Make an exact copy of the records, with the images left out.

((

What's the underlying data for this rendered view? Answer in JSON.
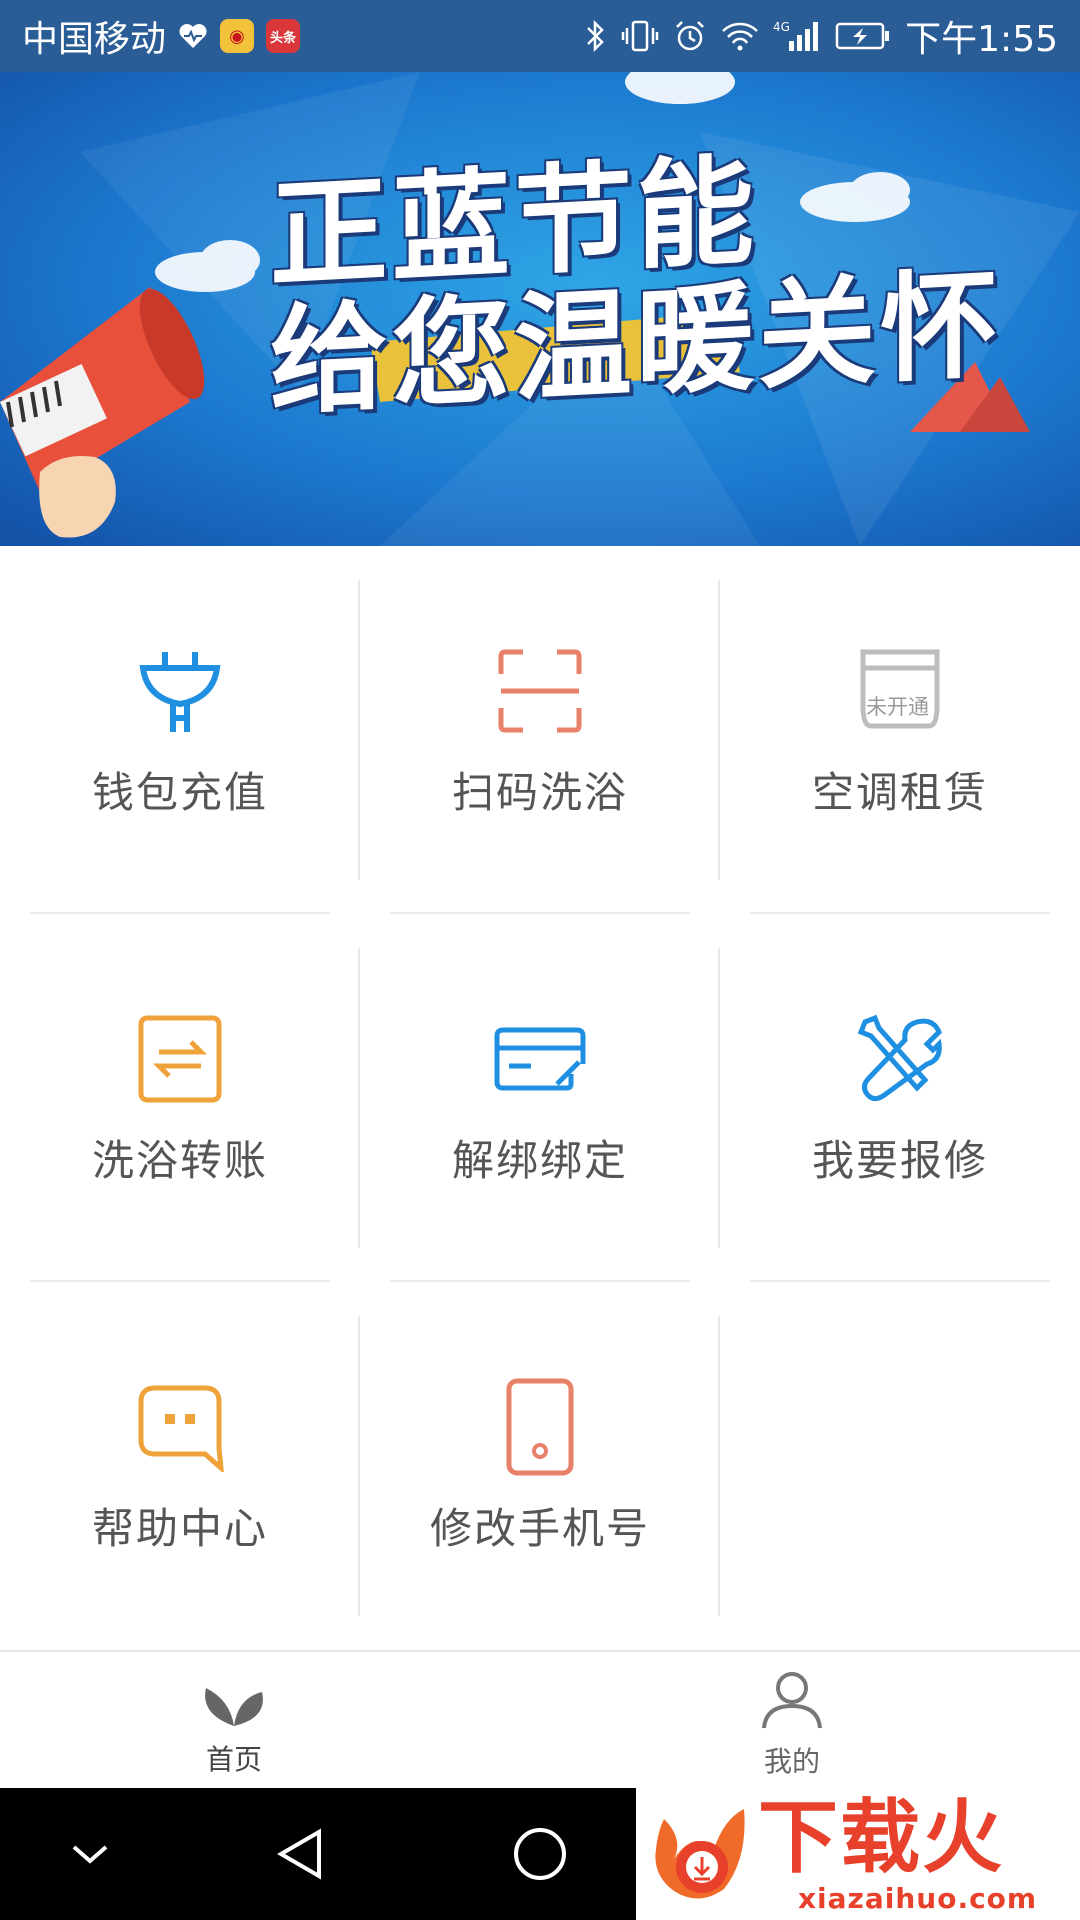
{
  "status_bar": {
    "carrier": "中国移动",
    "toutiao_badge": "头条",
    "network": "4G",
    "time": "下午1:55"
  },
  "banner": {
    "line1": "正蓝节能",
    "line2": "给您温暖关怀"
  },
  "grid": {
    "items": [
      {
        "label": "钱包充值",
        "icon": "plug-icon",
        "color": "#1e8fe1"
      },
      {
        "label": "扫码洗浴",
        "icon": "scan-icon",
        "color": "#e8806a"
      },
      {
        "label": "空调租赁",
        "icon": "air-conditioner-icon",
        "color": "#bdbdbd",
        "badge": "未开通"
      },
      {
        "label": "洗浴转账",
        "icon": "transfer-icon",
        "color": "#f0a23a"
      },
      {
        "label": "解绑绑定",
        "icon": "card-link-icon",
        "color": "#1e8fe1"
      },
      {
        "label": "我要报修",
        "icon": "repair-tools-icon",
        "color": "#1e8fe1"
      },
      {
        "label": "帮助中心",
        "icon": "chat-bubble-icon",
        "color": "#f0a23a"
      },
      {
        "label": "修改手机号",
        "icon": "phone-icon",
        "color": "#e8806a"
      }
    ]
  },
  "tabbar": {
    "home_label": "首页",
    "mine_label": "我的"
  },
  "watermark": {
    "title": "下载火",
    "url": "xiazaihuo.com"
  }
}
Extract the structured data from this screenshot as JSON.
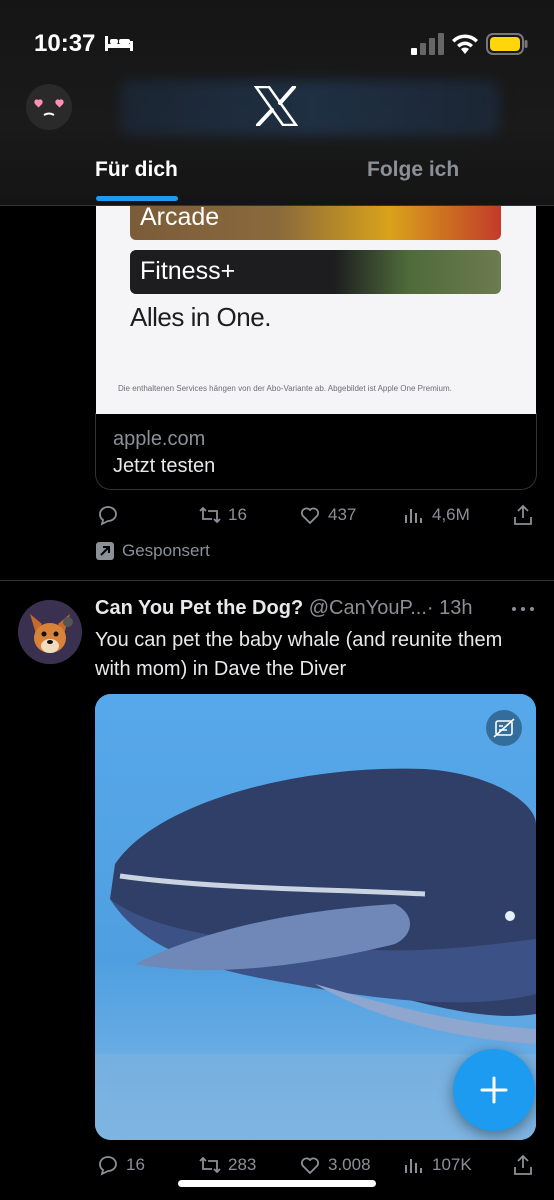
{
  "status_bar": {
    "time": "10:37"
  },
  "header": {
    "tabs": [
      {
        "label": "Für dich",
        "active": true
      },
      {
        "label": "Folge ich",
        "active": false
      }
    ]
  },
  "ad": {
    "rows": [
      "Arcade",
      "Fitness+"
    ],
    "tagline_pre": "Alles in ",
    "tagline_post": "One.",
    "fineprint": "Die enthaltenen Services hängen von der Abo-Variante ab. Abgebildet ist Apple One Premium.",
    "domain": "apple.com",
    "cta": "Jetzt testen",
    "actions": {
      "retweets": "16",
      "likes": "437",
      "views": "4,6M"
    },
    "sponsored_label": "Gesponsert"
  },
  "tweet": {
    "author_name": "Can You Pet the Dog?",
    "author_handle": "@CanYouP...",
    "time": "· 13h",
    "text": "You can pet the baby whale (and reunite them with mom) in Dave the Diver",
    "actions": {
      "replies": "16",
      "retweets": "283",
      "likes": "3.008",
      "views": "107K"
    }
  },
  "colors": {
    "accent": "#1d9bf0",
    "background": "#000000",
    "secondary_text": "#8b9096"
  },
  "icons": [
    "bed-icon",
    "signal-icon",
    "wifi-icon",
    "battery-icon",
    "x-logo",
    "reply-icon",
    "retweet-icon",
    "like-icon",
    "views-icon",
    "share-icon",
    "more-icon",
    "cc-icon",
    "plus-icon"
  ]
}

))

- WRITTEN REPLY -
What's the underlying data for this rendered view? Answer in JSON.
{
  "status_bar": {
    "carrier": "中国移动",
    "toutiao_badge": "头条",
    "network": "4G",
    "time": "下午1:55"
  },
  "banner": {
    "line1": "正蓝节能",
    "line2": "给您温暖关怀"
  },
  "grid": {
    "items": [
      {
        "label": "钱包充值",
        "icon": "plug-icon",
        "color": "#1e8fe1"
      },
      {
        "label": "扫码洗浴",
        "icon": "scan-icon",
        "color": "#e8806a"
      },
      {
        "label": "空调租赁",
        "icon": "air-conditioner-icon",
        "color": "#bdbdbd",
        "badge": "未开通"
      },
      {
        "label": "洗浴转账",
        "icon": "transfer-icon",
        "color": "#f0a23a"
      },
      {
        "label": "解绑绑定",
        "icon": "card-link-icon",
        "color": "#1e8fe1"
      },
      {
        "label": "我要报修",
        "icon": "repair-tools-icon",
        "color": "#1e8fe1"
      },
      {
        "label": "帮助中心",
        "icon": "chat-bubble-icon",
        "color": "#f0a23a"
      },
      {
        "label": "修改手机号",
        "icon": "phone-icon",
        "color": "#e8806a"
      }
    ]
  },
  "tabbar": {
    "home_label": "首页",
    "mine_label": "我的"
  },
  "watermark": {
    "title": "下载火",
    "url": "xiazaihuo.com"
  }
}
Extract the structured data from this screenshot as JSON.
{
  "status_bar": {
    "time": "10:37"
  },
  "header": {
    "tabs": [
      {
        "label": "Für dich",
        "active": true
      },
      {
        "label": "Folge ich",
        "active": false
      }
    ]
  },
  "ad": {
    "rows": [
      "Arcade",
      "Fitness+"
    ],
    "tagline_pre": "Alles in ",
    "tagline_post": "One.",
    "fineprint": "Die enthaltenen Services hängen von der Abo-Variante ab. Abgebildet ist Apple One Premium.",
    "domain": "apple.com",
    "cta": "Jetzt testen",
    "actions": {
      "retweets": "16",
      "likes": "437",
      "views": "4,6M"
    },
    "sponsored_label": "Gesponsert"
  },
  "tweet": {
    "author_name": "Can You Pet the Dog?",
    "author_handle": "@CanYouP...",
    "time": "· 13h",
    "text": "You can pet the baby whale (and reunite them with mom) in Dave the Diver",
    "actions": {
      "replies": "16",
      "retweets": "283",
      "likes": "3.008",
      "views": "107K"
    }
  },
  "colors": {
    "accent": "#1d9bf0",
    "background": "#000000",
    "secondary_text": "#8b9096"
  },
  "icons": [
    "bed-icon",
    "signal-icon",
    "wifi-icon",
    "battery-icon",
    "x-logo",
    "reply-icon",
    "retweet-icon",
    "like-icon",
    "views-icon",
    "share-icon",
    "more-icon",
    "cc-icon",
    "plus-icon"
  ]
}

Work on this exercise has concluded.